And that name? Well, the story goes that the devil was not pleased that the plant’s medicinal properties were healing the skin conditions of people suffering from bubonic plague and scabies so, in a fit of rage, he tried to kill off the plant by biting off the ends of the plant’s roots. Ever the party pooper!
Last Sunday, on #WildflowerHour, the challenge was to find #plantsforpollinators, i.e. to find wildflowers that support a variety of the insects that act as pollinators. I had found several different insects on Bramble flowers last week so posted a series of photos that showed them. And that gave me the idea for day 13 of #30DaysWild, namely to see what insects I could find on the local Bramble bushes. It was overcast and a bit cooler today, so I didn’t see as many butterflies as last week, but there were bees and bumblebees, flies and hoverflies, one butterfly, and a number of bugs and beetles. Here they are …
‘If all mankind were to disappear, the world would regenerate back to the rich state of equilibrium that existed ten thousand years ago. If insects were to vanish, the environment would collapse into chaos.’
~ E. O. Wilson (1929 – ), American biologist, environmentalist, author
Some days are just magical! I went out looking for birds – instead I got mobbed by Red admiral butterflies while walking along the coastal path, which made me grin like a Cheshire cat, and then I found these little buzzers.
They’re Ivy bees (Colletes hederae) and, as their name suggests, they feed on ivy flowers so they don’t appear until early autumn, when most other bees are winding down activities for the year. With an orange woolly thorax and orange-and-black striped abdomen, these bees are easy to identify, though Colletes hederae was only described as a separate species back in 1993 (before that it was confused with two other species of Colletes). Ivy bees only arrived in Britain from Europe in 2001 but have since gradually spread across southern England and in to south Wales: the extent of their spread is being tracked by BWARS, the Bees, Wasps and Ants Recording Society, so please do log your sightings, either on their website here or with your local records centre.

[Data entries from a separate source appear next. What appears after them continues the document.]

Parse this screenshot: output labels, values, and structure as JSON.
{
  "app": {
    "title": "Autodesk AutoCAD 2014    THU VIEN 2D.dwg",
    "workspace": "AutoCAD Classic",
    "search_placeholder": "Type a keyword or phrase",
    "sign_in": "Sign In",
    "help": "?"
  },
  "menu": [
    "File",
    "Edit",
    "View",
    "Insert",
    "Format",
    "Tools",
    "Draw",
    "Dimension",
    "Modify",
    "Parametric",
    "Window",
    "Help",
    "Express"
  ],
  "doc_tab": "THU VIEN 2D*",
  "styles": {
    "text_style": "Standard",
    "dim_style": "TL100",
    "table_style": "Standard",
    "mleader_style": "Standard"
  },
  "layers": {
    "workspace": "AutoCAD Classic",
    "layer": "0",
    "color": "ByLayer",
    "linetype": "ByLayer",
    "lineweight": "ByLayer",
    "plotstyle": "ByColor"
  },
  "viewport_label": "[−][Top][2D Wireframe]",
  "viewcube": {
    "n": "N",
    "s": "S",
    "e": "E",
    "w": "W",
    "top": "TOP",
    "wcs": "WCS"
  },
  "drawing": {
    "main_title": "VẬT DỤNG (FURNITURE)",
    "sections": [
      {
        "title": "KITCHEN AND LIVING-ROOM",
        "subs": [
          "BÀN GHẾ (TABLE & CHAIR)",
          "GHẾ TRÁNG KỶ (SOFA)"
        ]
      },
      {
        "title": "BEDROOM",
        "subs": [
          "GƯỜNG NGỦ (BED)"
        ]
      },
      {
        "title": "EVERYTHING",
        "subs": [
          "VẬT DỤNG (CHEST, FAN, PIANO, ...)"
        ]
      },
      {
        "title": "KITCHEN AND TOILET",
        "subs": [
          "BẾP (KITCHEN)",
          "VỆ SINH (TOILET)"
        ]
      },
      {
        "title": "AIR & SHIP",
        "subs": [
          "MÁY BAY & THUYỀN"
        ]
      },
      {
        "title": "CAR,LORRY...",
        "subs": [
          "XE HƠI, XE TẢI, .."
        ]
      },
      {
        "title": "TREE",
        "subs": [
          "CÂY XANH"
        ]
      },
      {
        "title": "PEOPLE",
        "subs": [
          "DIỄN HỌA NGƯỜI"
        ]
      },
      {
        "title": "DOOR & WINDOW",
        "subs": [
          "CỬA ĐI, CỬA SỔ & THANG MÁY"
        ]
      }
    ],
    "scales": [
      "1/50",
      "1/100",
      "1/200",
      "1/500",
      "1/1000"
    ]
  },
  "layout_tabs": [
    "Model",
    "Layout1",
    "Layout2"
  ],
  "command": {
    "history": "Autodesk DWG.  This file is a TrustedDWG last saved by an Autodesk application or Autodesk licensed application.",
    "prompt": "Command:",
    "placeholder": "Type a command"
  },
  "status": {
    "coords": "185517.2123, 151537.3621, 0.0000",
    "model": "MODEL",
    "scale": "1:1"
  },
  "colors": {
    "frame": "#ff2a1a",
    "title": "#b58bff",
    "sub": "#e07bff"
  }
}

I had seen my first Ivy bees for the year the previous week but this new sighting was more special because it was a colony. Though the Ivy bee is a solitary bee (it doesn’t form a hive), a group of females will often excavate their individual burrows and underground chambers together in a sandy bank or similar area of loose earth. And, as the BWARS website explains, male bees often wait by the burrows for females to return and then pounce on them. When the other males spot what’s happening, they also want a piece of the action, jumping on the mating couple to form a writhing mass or mating ball. I was lucky enough to see one of these happen, as shown below.
The pretty lilac of teasel flower is beginning to fade now but the mini beasts have certainly been enjoying its nectar. In my local parks and reserves it’s a favourite with the 6-spot Burnet moths and with bees of all species. And not long after those pretty little flowers fade away, the seeds will begin to form and grow, and provide food for the birds, particular the dapper little goldfinch, during the winter months. I’ll try to catch photos of them on the teasels in a couple of months’ time.

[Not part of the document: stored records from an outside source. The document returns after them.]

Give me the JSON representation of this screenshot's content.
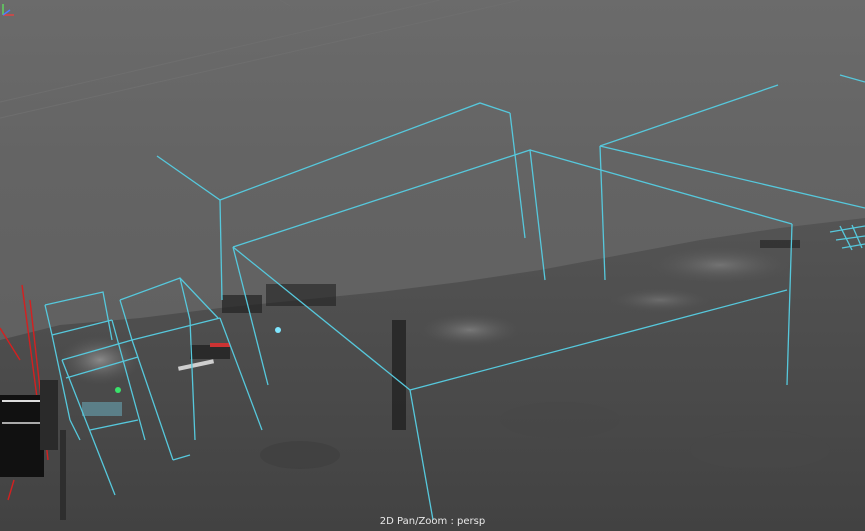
{
  "viewport": {
    "mode_label": "2D Pan/Zoom : persp",
    "colors": {
      "background": "#646464",
      "wireframe": "#56c8dc",
      "terrain": "#4a4a4a",
      "red_lines": "#d42020",
      "points_cyan": "#7fe6ff",
      "points_green": "#39e36b"
    },
    "icons": [
      "axis-gizmo-icon"
    ]
  }
}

You’ve no doubt heard of the Cuckoo bird that lays its eggs in the nests of other birds to get them to do all the hard work of feeding and raising their chicks but have you heard of the Cuckoo bees? These are the Nomada species, a huge group of bees with over 850 species worldwide, though only about 30 of these can be found in Britain. Even so, it is extremely difficult to tell those 30 species apart so I’m not even going to attempt to identify those in my photos.

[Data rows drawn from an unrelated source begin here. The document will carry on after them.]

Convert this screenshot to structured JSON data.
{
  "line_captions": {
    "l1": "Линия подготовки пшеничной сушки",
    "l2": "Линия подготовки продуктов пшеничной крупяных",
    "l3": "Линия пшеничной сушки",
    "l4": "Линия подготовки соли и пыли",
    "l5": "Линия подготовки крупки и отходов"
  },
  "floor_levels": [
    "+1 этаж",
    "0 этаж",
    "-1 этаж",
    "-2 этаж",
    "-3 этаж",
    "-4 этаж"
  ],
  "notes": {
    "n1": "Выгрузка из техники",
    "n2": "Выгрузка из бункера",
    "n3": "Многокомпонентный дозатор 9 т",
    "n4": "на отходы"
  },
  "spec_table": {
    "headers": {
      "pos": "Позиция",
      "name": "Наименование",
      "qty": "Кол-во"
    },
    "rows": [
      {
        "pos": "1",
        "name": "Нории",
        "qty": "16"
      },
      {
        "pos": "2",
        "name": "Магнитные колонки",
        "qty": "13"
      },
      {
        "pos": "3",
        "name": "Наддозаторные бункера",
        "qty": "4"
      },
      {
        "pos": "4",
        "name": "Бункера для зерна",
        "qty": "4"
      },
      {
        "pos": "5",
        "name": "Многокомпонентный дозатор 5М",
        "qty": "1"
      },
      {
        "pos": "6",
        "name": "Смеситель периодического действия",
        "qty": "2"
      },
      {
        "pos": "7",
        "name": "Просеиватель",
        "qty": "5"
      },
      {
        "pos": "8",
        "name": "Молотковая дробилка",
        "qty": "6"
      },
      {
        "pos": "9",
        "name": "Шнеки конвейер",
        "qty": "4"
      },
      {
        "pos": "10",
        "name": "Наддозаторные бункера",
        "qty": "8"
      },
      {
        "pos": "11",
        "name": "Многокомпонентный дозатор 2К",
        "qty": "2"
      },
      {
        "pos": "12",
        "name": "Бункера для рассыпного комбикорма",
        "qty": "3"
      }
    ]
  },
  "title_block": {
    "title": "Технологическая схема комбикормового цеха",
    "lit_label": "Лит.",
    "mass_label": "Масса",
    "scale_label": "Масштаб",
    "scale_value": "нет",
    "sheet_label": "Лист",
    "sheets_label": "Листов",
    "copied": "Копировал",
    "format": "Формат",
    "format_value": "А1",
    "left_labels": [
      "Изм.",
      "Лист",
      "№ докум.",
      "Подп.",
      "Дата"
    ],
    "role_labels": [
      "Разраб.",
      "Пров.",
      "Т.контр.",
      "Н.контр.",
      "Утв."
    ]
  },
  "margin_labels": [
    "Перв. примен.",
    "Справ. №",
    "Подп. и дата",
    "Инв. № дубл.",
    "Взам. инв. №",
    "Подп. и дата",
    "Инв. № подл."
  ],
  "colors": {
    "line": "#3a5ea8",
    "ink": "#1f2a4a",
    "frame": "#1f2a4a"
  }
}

As you may have guessed, these bees lay their eggs in the nests of other bee species, primarily the Andrena species. When they hatch, the Cuckoo bee larvae eat the eggs of their host and then consume the food the Andrena had gathered for their own young. It’s very cunning if rather nasty behaviour.